What does a PTO or PTA do? Simply put, a school’s parent/teacher group is formed to build a bridge between what is going on at the school and the parents who want to help in some way. Many programs often exist within the PTO or PTA but one of the main objectives is to raise money for the school. These dollars almost always benefit the school directly. In fact, many parent/teacher groups raise enough money to help teachers buy supplies for their classrooms, in addition to funding larger projects like technology acquisitions and field trip fees.
Schools are often handed the unpleasant task of managing budget cuts, and parent/teacher groups can sometimes come to the rescue. PTO Today, an online PTO/PTA resource center, surveyed 598 PTA /PTO leaders in 2013. Interestingly, 54 percent of those leaders reported that their schools had increased their requests for financial support from just the year before.
As a teacher, you may be wondering about the best ways to support your school’s PTO or PTA. Check out these ideas that will lend a hand without requiring a large amount of time:
- Volunteer at one or two PTO/PTA events. Usually a parent/teacher group will throw at least one major fundraising event per year. Carnivals, Walk-A-Thons and Silent Auctions are common and the volunteers in charge of these efforts often need lots of help. Offer to work at a game booth or concession stand and your time (which will probably be just a few hours) will be greatly appreciated.
- Allow your classroom to be used for meetings or after-school clubs. Take it one step further by finding out who the parent group leader is and then volunteer your room before being asked. A parent volunteer will likely be relieved to have an asset like a classroom offered up without having to put in a request. Make sure to emphasize that your classroom should remain in the exact condition you left it in, and it’s a good idea to hang a sign or two around the room with a friendly reminder to that effect.
- Try to attend a few PTO/PTA meetings throughout the year. Parent/teacher group meetings often have low attendance rates. Showing up at just one or two meetings will be noticeable and is an easy way to let the volunteers know that teachers are interested in the group’s efforts.
Parent/teacher groups are often able to provide amazing benefits, but they rely heavily on volunteers’ time and generosity.

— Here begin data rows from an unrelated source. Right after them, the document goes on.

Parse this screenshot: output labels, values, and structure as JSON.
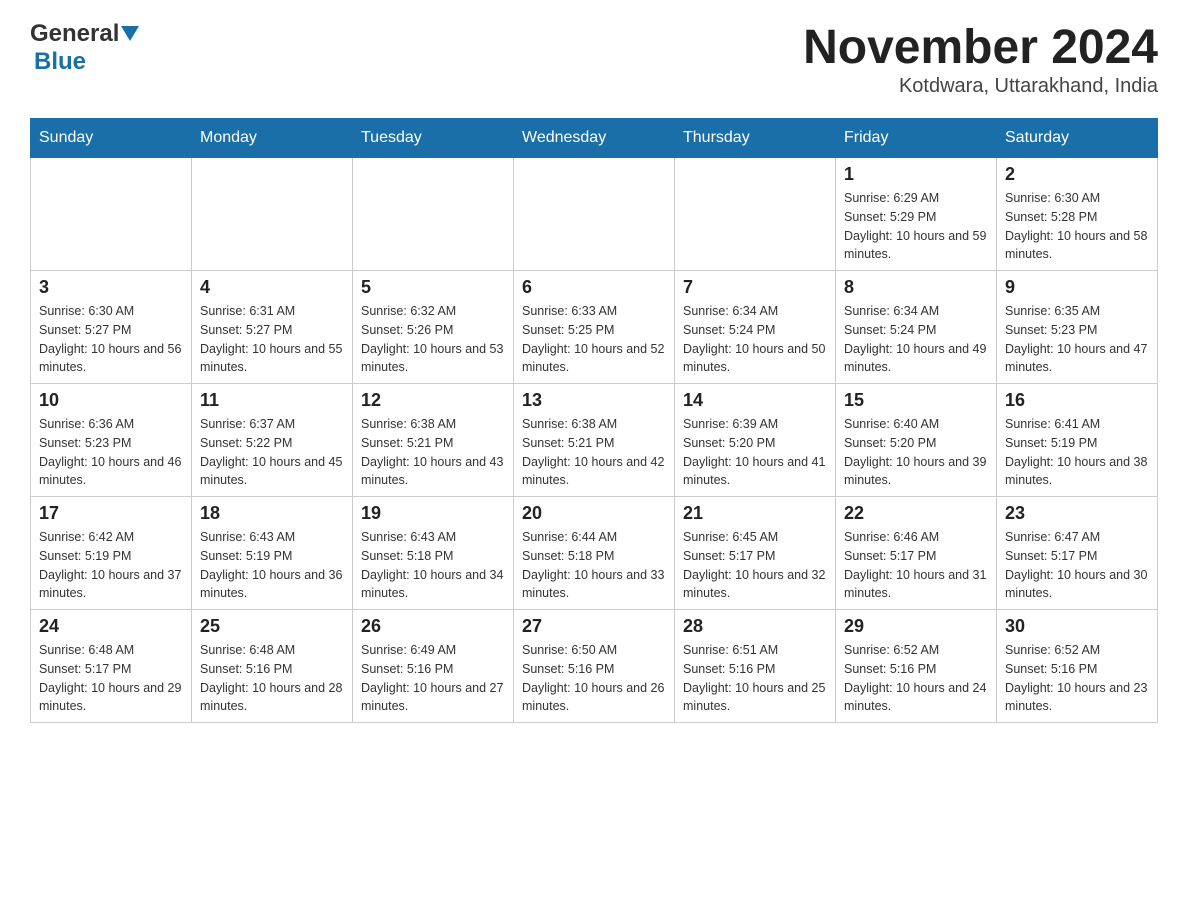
{
  "header": {
    "logo_general": "General",
    "logo_blue": "Blue",
    "month_title": "November 2024",
    "location": "Kotdwara, Uttarakhand, India"
  },
  "days_of_week": [
    "Sunday",
    "Monday",
    "Tuesday",
    "Wednesday",
    "Thursday",
    "Friday",
    "Saturday"
  ],
  "weeks": [
    [
      {
        "day": "",
        "info": ""
      },
      {
        "day": "",
        "info": ""
      },
      {
        "day": "",
        "info": ""
      },
      {
        "day": "",
        "info": ""
      },
      {
        "day": "",
        "info": ""
      },
      {
        "day": "1",
        "info": "Sunrise: 6:29 AM\nSunset: 5:29 PM\nDaylight: 10 hours and 59 minutes."
      },
      {
        "day": "2",
        "info": "Sunrise: 6:30 AM\nSunset: 5:28 PM\nDaylight: 10 hours and 58 minutes."
      }
    ],
    [
      {
        "day": "3",
        "info": "Sunrise: 6:30 AM\nSunset: 5:27 PM\nDaylight: 10 hours and 56 minutes."
      },
      {
        "day": "4",
        "info": "Sunrise: 6:31 AM\nSunset: 5:27 PM\nDaylight: 10 hours and 55 minutes."
      },
      {
        "day": "5",
        "info": "Sunrise: 6:32 AM\nSunset: 5:26 PM\nDaylight: 10 hours and 53 minutes."
      },
      {
        "day": "6",
        "info": "Sunrise: 6:33 AM\nSunset: 5:25 PM\nDaylight: 10 hours and 52 minutes."
      },
      {
        "day": "7",
        "info": "Sunrise: 6:34 AM\nSunset: 5:24 PM\nDaylight: 10 hours and 50 minutes."
      },
      {
        "day": "8",
        "info": "Sunrise: 6:34 AM\nSunset: 5:24 PM\nDaylight: 10 hours and 49 minutes."
      },
      {
        "day": "9",
        "info": "Sunrise: 6:35 AM\nSunset: 5:23 PM\nDaylight: 10 hours and 47 minutes."
      }
    ],
    [
      {
        "day": "10",
        "info": "Sunrise: 6:36 AM\nSunset: 5:23 PM\nDaylight: 10 hours and 46 minutes."
      },
      {
        "day": "11",
        "info": "Sunrise: 6:37 AM\nSunset: 5:22 PM\nDaylight: 10 hours and 45 minutes."
      },
      {
        "day": "12",
        "info": "Sunrise: 6:38 AM\nSunset: 5:21 PM\nDaylight: 10 hours and 43 minutes."
      },
      {
        "day": "13",
        "info": "Sunrise: 6:38 AM\nSunset: 5:21 PM\nDaylight: 10 hours and 42 minutes."
      },
      {
        "day": "14",
        "info": "Sunrise: 6:39 AM\nSunset: 5:20 PM\nDaylight: 10 hours and 41 minutes."
      },
      {
        "day": "15",
        "info": "Sunrise: 6:40 AM\nSunset: 5:20 PM\nDaylight: 10 hours and 39 minutes."
      },
      {
        "day": "16",
        "info": "Sunrise: 6:41 AM\nSunset: 5:19 PM\nDaylight: 10 hours and 38 minutes."
      }
    ],
    [
      {
        "day": "17",
        "info": "Sunrise: 6:42 AM\nSunset: 5:19 PM\nDaylight: 10 hours and 37 minutes."
      },
      {
        "day": "18",
        "info": "Sunrise: 6:43 AM\nSunset: 5:19 PM\nDaylight: 10 hours and 36 minutes."
      },
      {
        "day": "19",
        "info": "Sunrise: 6:43 AM\nSunset: 5:18 PM\nDaylight: 10 hours and 34 minutes."
      },
      {
        "day": "20",
        "info": "Sunrise: 6:44 AM\nSunset: 5:18 PM\nDaylight: 10 hours and 33 minutes."
      },
      {
        "day": "21",
        "info": "Sunrise: 6:45 AM\nSunset: 5:17 PM\nDaylight: 10 hours and 32 minutes."
      },
      {
        "day": "22",
        "info": "Sunrise: 6:46 AM\nSunset: 5:17 PM\nDaylight: 10 hours and 31 minutes."
      },
      {
        "day": "23",
        "info": "Sunrise: 6:47 AM\nSunset: 5:17 PM\nDaylight: 10 hours and 30 minutes."
      }
    ],
    [
      {
        "day": "24",
        "info": "Sunrise: 6:48 AM\nSunset: 5:17 PM\nDaylight: 10 hours and 29 minutes."
      },
      {
        "day": "25",
        "info": "Sunrise: 6:48 AM\nSunset: 5:16 PM\nDaylight: 10 hours and 28 minutes."
      },
      {
        "day": "26",
        "info": "Sunrise: 6:49 AM\nSunset: 5:16 PM\nDaylight: 10 hours and 27 minutes."
      },
      {
        "day": "27",
        "info": "Sunrise: 6:50 AM\nSunset: 5:16 PM\nDaylight: 10 hours and 26 minutes."
      },
      {
        "day": "28",
        "info": "Sunrise: 6:51 AM\nSunset: 5:16 PM\nDaylight: 10 hours and 25 minutes."
      },
      {
        "day": "29",
        "info": "Sunrise: 6:52 AM\nSunset: 5:16 PM\nDaylight: 10 hours and 24 minutes."
      },
      {
        "day": "30",
        "info": "Sunrise: 6:52 AM\nSunset: 5:16 PM\nDaylight: 10 hours and 23 minutes."
      }
    ]
  ]
}
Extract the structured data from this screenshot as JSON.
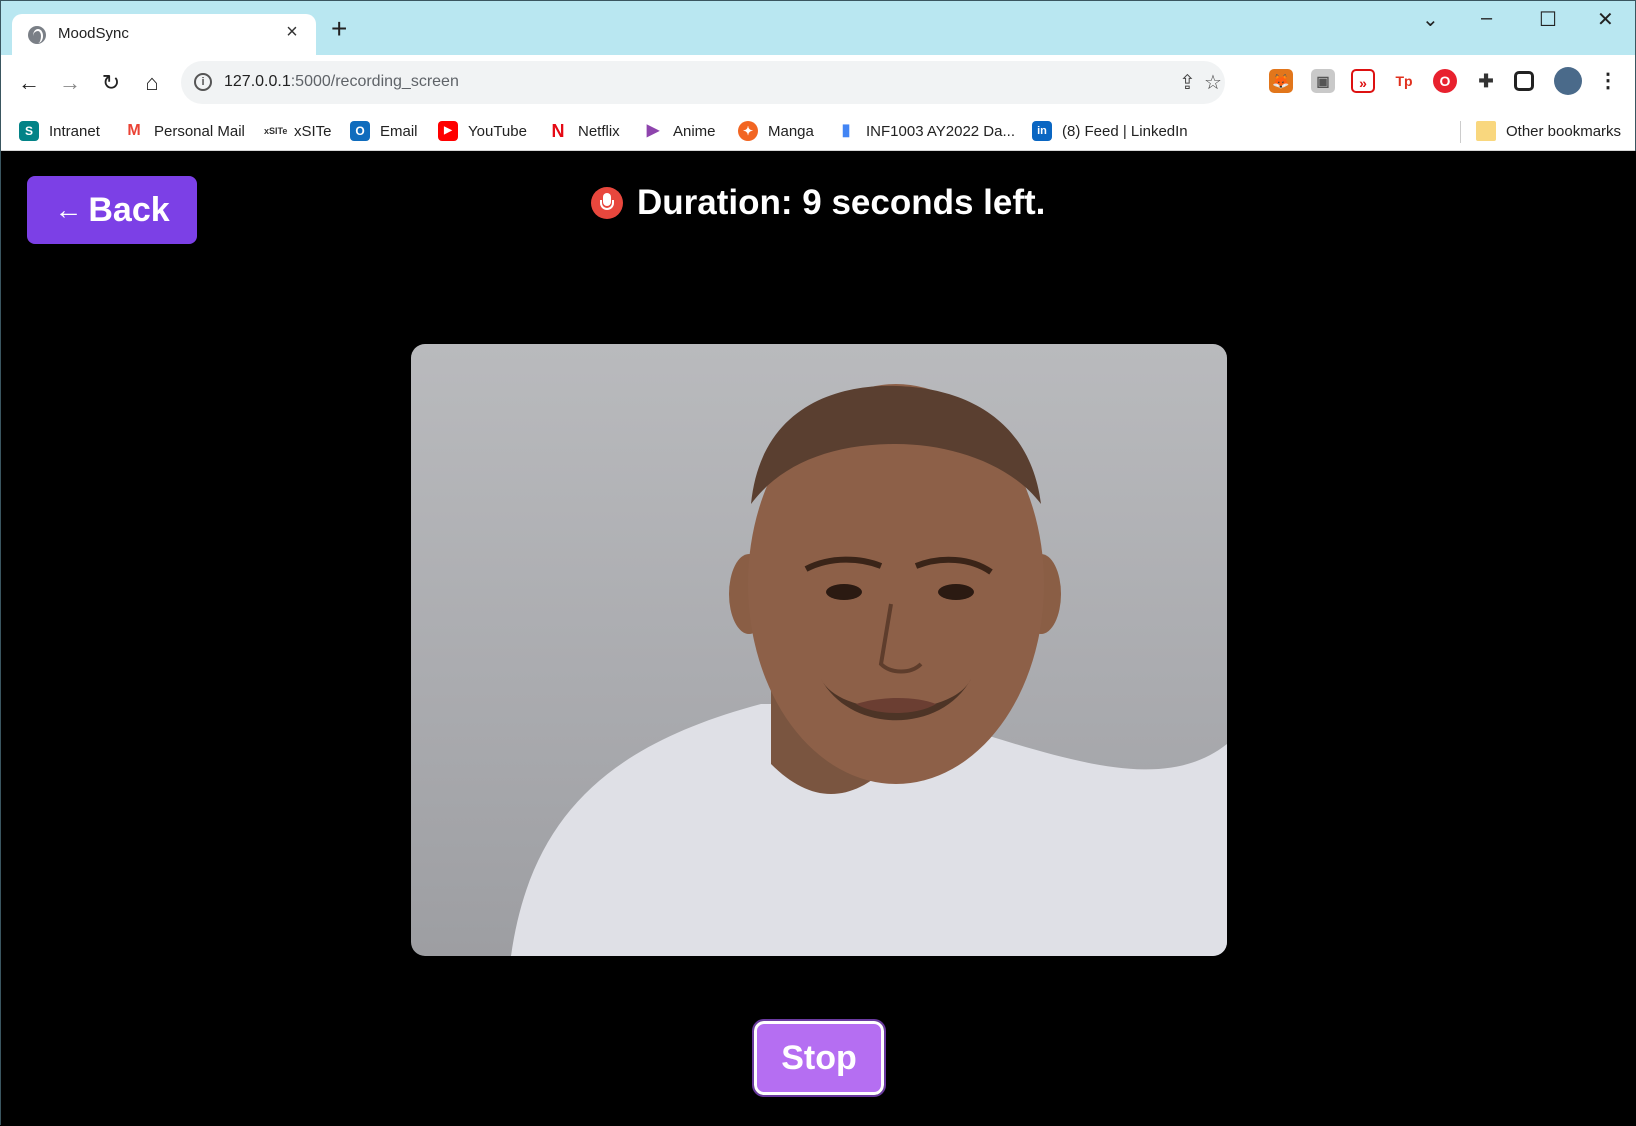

Consider donating your time, even if it’s just an hour or two. Your efforts will certainly make a difference.